The book centers on twins Noah and Jude who live with their family in coastal Northern California. The story covers roughly three years, from ages 13 to 16 with Noah narrating ages 13 and 14 and Jude telling the story at 16, with alternating points of view.

While Noah tells the story, he’s insanely artistic, often in his own very colorful world, but also falling in love with the boy next door, too.  He loves is mom, thinks his dad hates him and gets along pretty well with his sister. The two of them are trying to get into an arts high school, although Noah wants it far more than Jude does. As the story jumps forward, Jude’s struggling at the arts high school while Noah’s lost his creative spark. Something’s gotten out of whack in the intervening years.

Nelson does an incredible job across the board here. Noah is first up and understanding the world through his eyes, with the bursts of color and brightness he does is unlike anything I’ve read. I would love to see the world as he does. He loves his world and what he creates–both on paper and in the museum in his head. His friendship/crush on Brian is vivid, just like everything else. The bond he shares with his sister does show signs of strain as she’s transitioning into a wild phase. Jude’s chapters are vivid too, but very different. Life has changed radically while she’s telling the story and while most, but not all, of Noah’s chapters are full of color, her’s are more muted and cautious.

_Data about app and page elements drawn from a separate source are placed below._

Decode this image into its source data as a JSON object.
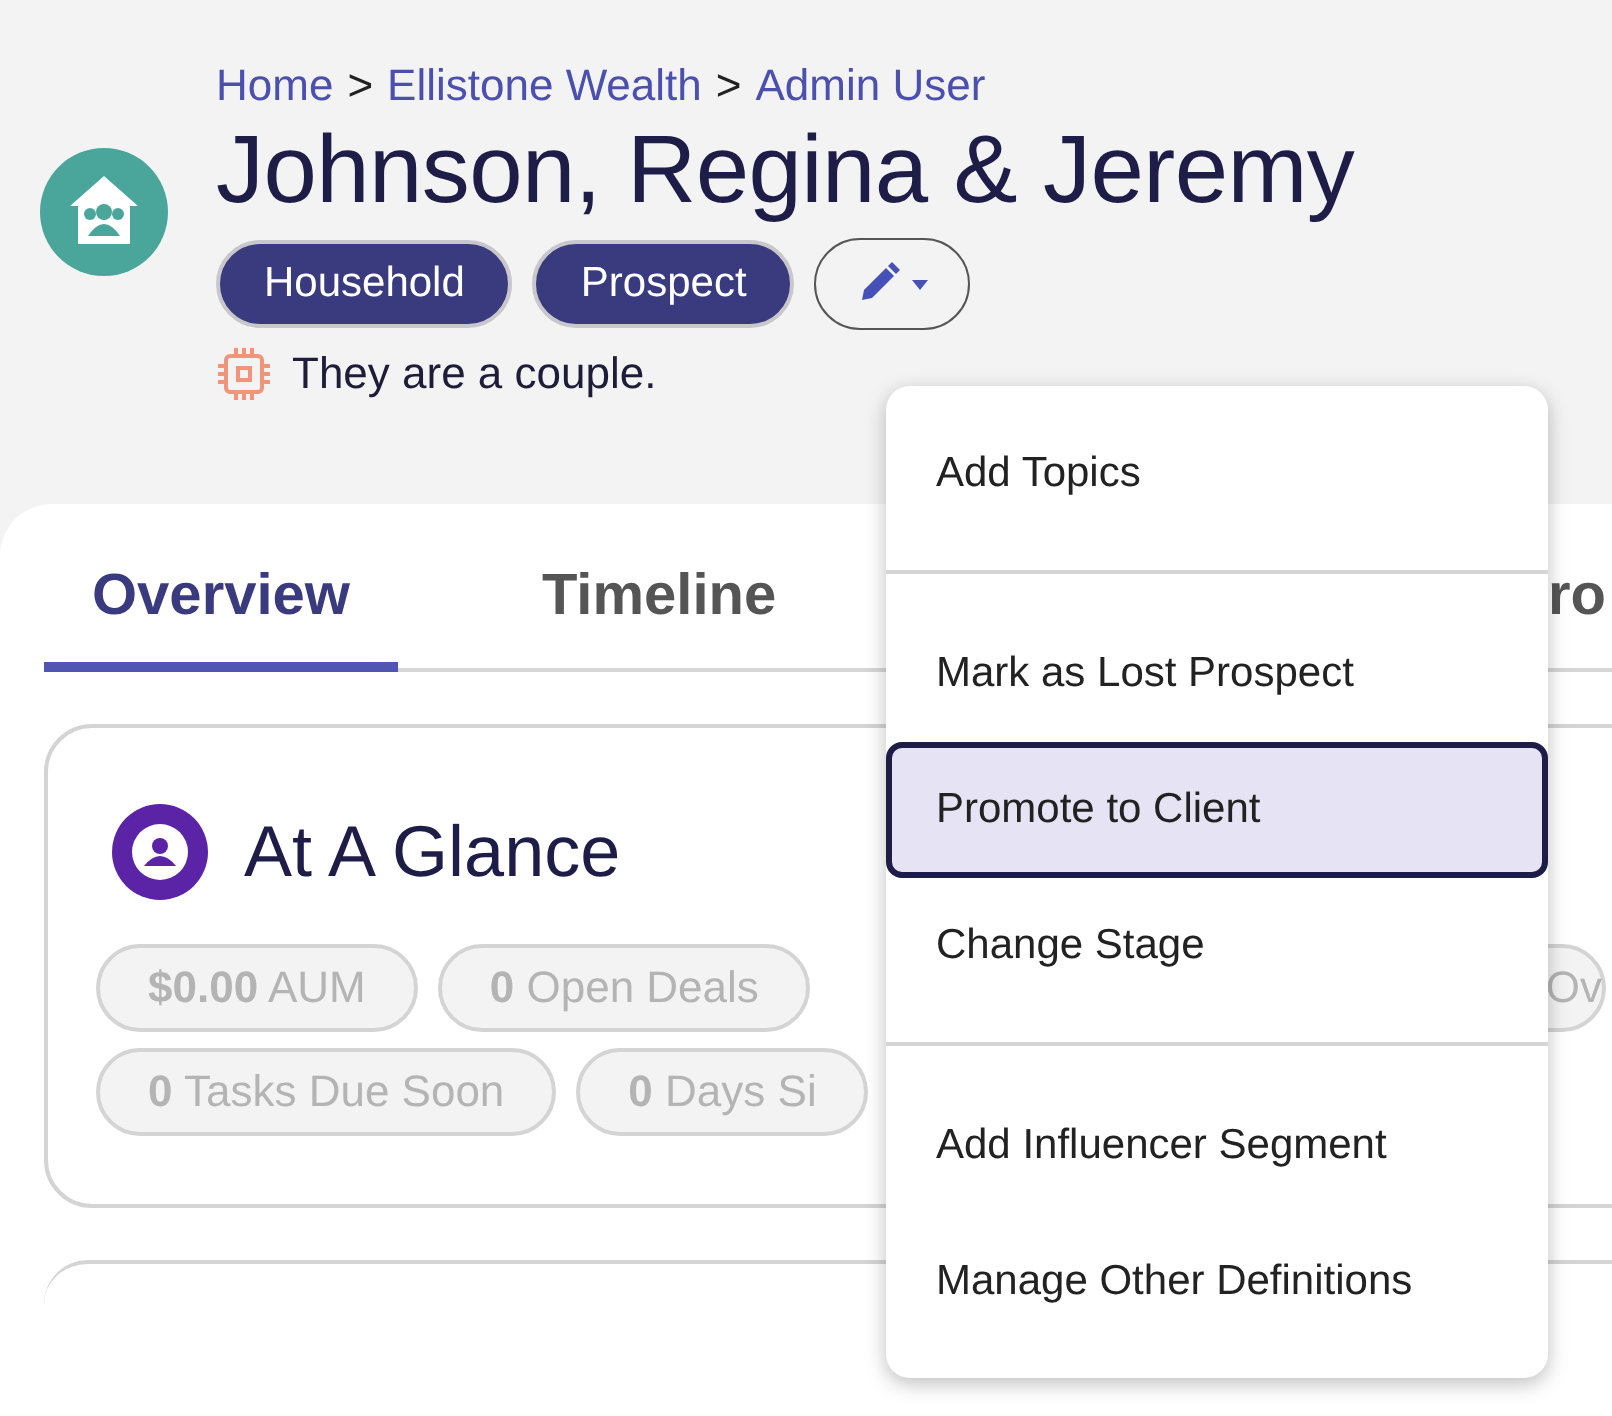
{
  "breadcrumb": [
    "Home",
    "Ellistone Wealth",
    "Admin User"
  ],
  "breadcrumb_separator": ">",
  "title": "Johnson, Regina & Jeremy",
  "badges": [
    "Household",
    "Prospect"
  ],
  "note": "They are a couple.",
  "tabs": [
    {
      "label": "Overview",
      "selected": true
    },
    {
      "label": "Timeline",
      "selected": false
    },
    {
      "label": "ro",
      "selected": false
    }
  ],
  "at_a_glance": {
    "title": "At A Glance",
    "chip_rows": [
      [
        {
          "value": "$0.00",
          "label": "AUM"
        },
        {
          "value": "0",
          "label": "Open Deals"
        },
        {
          "label": "Ov"
        }
      ],
      [
        {
          "value": "0",
          "label": "Tasks Due Soon"
        },
        {
          "value": "0",
          "label": "Days Si"
        }
      ]
    ]
  },
  "menu": {
    "groups": [
      [
        {
          "label": "Add Topics",
          "selected": false
        }
      ],
      [
        {
          "label": "Mark as Lost Prospect",
          "selected": false
        },
        {
          "label": "Promote to Client",
          "selected": true
        },
        {
          "label": "Change Stage",
          "selected": false
        }
      ],
      [
        {
          "label": "Add Influencer Segment",
          "selected": false
        },
        {
          "label": "Manage Other Definitions",
          "selected": false
        }
      ]
    ]
  }
}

The way the plot unfolds here is great. Sometimes story telling that isn’t linear gets confusing. Here, Nelson weaves things together perfectly and feeds the reader nuggets of information at just the right time. There are things Jude comments on that Noah might shed light on in his narration, or that she’ll reveal in a later chapter. The criss-cross of supporting characters along with the various sub-plots made this book nearly impossible for me to set aside. This was a book that had me alternately laughing and crying.

I have to give praise to the audiobook performers as well. Julia Whelan (as Jude) and Jesse Bernstein (as Noah) brought this book to life. In particular, Bernstein captured Noah’s excitement for art and his creative endeavors so well. They both, however, do a perfect job bringing Nelson’s complex, riveting and powerful story to life.

Based on the excellence of this book, I’ll be checking out Nelson’s backlist and any future books for sure.